New Paper: Intention to adhere to test, trace, and isolate
14 December 2021
IHI's Henry Potts and team publish a new paper "Intention to adhere to test, trace, and isolate during the COVID-19 pandemic"
Contact tracing remains central to the management of COVID-19, especially in the light of the new Variant of Concern Omicron. However, engagement with NHS Test and Trace by people with symptoms has been poor throughout the pandemic. The CORSAIR study group, including the UCL Institute of Health Informatics' Prof Henry Potts, has published a new paper studying predictors of engagement.
Poor engagement may be for a variety of reasons. Past research, including the group's BMJ paper earlier this year, has focused on socio-demographic factors, but this new study, published in the British Journal of Health Psychology, considers psychological and behavioural factors. The researchers found that intention to self-isolate, request a test and share details of contacts - the key elements of engaging with Test and Trace - were associated with perceiving a greater risk from COVID-19 to people in the United Kingdom, knowing that COVID-19 transmission can be asymptomatic, and agreeing that one's personal behaviour has an impact on COVID-19 transmission.

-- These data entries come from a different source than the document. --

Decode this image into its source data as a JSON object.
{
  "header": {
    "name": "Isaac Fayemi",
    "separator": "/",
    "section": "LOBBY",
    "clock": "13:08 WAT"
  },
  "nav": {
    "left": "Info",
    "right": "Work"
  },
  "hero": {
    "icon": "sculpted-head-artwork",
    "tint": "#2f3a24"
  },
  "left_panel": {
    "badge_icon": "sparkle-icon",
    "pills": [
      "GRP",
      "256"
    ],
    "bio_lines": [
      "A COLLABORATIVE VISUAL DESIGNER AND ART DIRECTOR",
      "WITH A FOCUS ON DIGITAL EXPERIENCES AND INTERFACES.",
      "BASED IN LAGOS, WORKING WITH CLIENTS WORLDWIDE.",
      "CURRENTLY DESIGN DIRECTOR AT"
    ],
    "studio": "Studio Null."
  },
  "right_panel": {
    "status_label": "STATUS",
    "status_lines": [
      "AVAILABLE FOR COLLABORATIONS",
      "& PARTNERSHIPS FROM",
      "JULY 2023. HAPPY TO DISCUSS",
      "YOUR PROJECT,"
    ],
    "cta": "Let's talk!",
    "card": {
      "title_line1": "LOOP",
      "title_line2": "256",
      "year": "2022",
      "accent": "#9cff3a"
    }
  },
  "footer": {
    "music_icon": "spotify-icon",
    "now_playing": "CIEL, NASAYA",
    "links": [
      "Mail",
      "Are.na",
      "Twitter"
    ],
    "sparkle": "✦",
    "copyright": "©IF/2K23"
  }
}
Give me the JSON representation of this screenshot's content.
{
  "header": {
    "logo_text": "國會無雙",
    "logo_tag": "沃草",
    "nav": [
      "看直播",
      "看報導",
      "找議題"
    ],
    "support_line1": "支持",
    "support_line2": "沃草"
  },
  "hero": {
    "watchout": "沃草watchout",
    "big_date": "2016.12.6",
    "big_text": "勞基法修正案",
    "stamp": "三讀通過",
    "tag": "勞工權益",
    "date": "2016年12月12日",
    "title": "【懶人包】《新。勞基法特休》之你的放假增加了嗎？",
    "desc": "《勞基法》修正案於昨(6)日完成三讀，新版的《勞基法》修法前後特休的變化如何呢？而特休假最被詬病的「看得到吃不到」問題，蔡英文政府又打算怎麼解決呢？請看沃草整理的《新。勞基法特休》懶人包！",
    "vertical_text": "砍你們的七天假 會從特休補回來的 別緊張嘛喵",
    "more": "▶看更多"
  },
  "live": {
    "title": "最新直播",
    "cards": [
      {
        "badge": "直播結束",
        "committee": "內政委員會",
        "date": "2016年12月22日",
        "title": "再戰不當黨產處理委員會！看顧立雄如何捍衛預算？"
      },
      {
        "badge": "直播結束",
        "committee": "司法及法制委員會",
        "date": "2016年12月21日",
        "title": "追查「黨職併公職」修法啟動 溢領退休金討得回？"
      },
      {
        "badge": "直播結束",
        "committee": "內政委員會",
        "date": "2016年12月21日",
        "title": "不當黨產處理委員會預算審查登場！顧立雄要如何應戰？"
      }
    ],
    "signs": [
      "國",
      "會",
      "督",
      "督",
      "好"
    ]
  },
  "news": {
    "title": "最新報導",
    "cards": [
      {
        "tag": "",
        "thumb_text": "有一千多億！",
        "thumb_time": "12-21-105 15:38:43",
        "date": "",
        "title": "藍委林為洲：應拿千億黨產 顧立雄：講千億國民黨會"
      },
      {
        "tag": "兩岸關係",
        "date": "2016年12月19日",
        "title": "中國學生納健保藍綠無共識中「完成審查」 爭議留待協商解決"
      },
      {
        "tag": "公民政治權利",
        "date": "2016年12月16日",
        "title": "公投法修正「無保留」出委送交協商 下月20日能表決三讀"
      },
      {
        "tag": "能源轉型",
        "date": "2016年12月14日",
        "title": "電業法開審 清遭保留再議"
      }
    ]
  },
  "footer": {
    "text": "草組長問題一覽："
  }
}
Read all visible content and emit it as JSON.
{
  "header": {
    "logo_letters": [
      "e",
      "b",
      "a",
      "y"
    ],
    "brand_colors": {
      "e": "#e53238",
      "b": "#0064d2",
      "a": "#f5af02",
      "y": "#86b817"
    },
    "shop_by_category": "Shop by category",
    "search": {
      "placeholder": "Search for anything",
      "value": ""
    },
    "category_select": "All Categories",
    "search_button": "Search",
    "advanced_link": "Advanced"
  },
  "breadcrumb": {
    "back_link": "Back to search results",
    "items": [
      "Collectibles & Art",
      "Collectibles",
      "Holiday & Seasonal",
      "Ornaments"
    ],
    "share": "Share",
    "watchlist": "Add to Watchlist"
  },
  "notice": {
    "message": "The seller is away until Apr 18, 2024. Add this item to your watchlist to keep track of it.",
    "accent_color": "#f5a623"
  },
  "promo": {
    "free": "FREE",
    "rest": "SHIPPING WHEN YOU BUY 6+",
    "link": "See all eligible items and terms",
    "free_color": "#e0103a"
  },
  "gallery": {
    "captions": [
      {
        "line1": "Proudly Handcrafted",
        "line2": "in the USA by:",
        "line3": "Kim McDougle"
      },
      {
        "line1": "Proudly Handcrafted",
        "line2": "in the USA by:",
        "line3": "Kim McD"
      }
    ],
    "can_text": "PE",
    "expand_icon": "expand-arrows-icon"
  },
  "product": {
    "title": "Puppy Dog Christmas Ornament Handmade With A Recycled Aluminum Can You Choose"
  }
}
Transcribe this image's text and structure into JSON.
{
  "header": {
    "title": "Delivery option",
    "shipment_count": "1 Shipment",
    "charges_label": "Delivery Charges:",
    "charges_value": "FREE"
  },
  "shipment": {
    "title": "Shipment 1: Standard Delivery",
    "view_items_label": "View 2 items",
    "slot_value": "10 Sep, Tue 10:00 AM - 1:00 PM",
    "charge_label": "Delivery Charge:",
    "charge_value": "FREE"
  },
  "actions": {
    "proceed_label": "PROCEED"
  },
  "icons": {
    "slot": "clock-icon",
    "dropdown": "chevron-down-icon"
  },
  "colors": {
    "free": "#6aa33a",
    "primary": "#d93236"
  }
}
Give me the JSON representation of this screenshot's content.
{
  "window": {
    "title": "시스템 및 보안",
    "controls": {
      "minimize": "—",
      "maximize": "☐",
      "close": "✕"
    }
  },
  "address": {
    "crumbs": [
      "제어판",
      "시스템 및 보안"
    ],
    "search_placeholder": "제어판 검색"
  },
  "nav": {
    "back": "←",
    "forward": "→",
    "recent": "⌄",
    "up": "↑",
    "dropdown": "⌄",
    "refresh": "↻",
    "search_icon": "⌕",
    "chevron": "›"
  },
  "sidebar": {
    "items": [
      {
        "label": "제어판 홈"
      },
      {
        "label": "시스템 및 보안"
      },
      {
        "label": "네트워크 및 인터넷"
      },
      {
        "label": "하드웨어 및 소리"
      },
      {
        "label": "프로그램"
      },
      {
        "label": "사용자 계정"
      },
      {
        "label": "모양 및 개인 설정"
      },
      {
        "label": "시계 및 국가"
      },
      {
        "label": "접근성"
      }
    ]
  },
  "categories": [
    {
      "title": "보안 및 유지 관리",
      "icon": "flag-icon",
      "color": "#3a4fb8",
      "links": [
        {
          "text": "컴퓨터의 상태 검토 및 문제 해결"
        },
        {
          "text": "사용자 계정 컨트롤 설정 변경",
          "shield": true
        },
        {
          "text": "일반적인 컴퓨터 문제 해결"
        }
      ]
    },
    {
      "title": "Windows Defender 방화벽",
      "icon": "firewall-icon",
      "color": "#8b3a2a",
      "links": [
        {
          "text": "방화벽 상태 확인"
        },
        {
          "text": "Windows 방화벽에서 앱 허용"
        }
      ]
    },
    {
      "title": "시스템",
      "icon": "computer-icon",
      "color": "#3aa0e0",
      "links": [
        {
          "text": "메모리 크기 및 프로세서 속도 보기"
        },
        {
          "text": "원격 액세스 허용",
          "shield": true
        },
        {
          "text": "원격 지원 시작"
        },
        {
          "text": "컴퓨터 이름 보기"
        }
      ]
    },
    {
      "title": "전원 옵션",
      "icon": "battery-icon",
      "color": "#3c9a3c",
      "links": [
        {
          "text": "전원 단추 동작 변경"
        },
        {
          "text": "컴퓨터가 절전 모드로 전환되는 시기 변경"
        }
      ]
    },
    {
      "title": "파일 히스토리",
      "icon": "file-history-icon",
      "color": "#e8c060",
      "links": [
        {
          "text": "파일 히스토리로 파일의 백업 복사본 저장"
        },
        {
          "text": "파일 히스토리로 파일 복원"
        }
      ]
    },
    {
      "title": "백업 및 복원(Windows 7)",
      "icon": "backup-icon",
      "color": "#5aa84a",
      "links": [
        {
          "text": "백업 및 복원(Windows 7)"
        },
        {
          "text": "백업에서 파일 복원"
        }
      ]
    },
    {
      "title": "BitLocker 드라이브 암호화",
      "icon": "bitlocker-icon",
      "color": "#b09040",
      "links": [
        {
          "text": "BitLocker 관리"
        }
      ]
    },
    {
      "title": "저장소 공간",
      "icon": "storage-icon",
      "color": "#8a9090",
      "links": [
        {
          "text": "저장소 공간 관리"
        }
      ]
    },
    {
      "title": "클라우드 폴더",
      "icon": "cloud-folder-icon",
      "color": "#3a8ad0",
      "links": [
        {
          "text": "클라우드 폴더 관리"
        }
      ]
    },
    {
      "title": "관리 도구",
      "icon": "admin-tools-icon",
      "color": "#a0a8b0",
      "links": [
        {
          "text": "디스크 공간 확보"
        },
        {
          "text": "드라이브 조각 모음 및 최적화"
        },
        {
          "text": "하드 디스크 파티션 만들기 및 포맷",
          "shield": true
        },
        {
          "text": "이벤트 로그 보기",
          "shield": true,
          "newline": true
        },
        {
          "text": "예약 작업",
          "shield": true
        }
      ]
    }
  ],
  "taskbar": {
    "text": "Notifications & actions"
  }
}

The study looked at these associations at four different points during the pandemic: during the first lockdown, summer 2020, during the second lockdown, and during the third lockdown. The relationships seen were broadly stable over time.
Communications to the public should aim to increase knowledge that COVID-19 can be transmitted even if someone does not have symptoms, promote perceived control over the transmission, and highlight that adhering to protective behaviours will protect others; these may encourage adoption of preventive behaviours.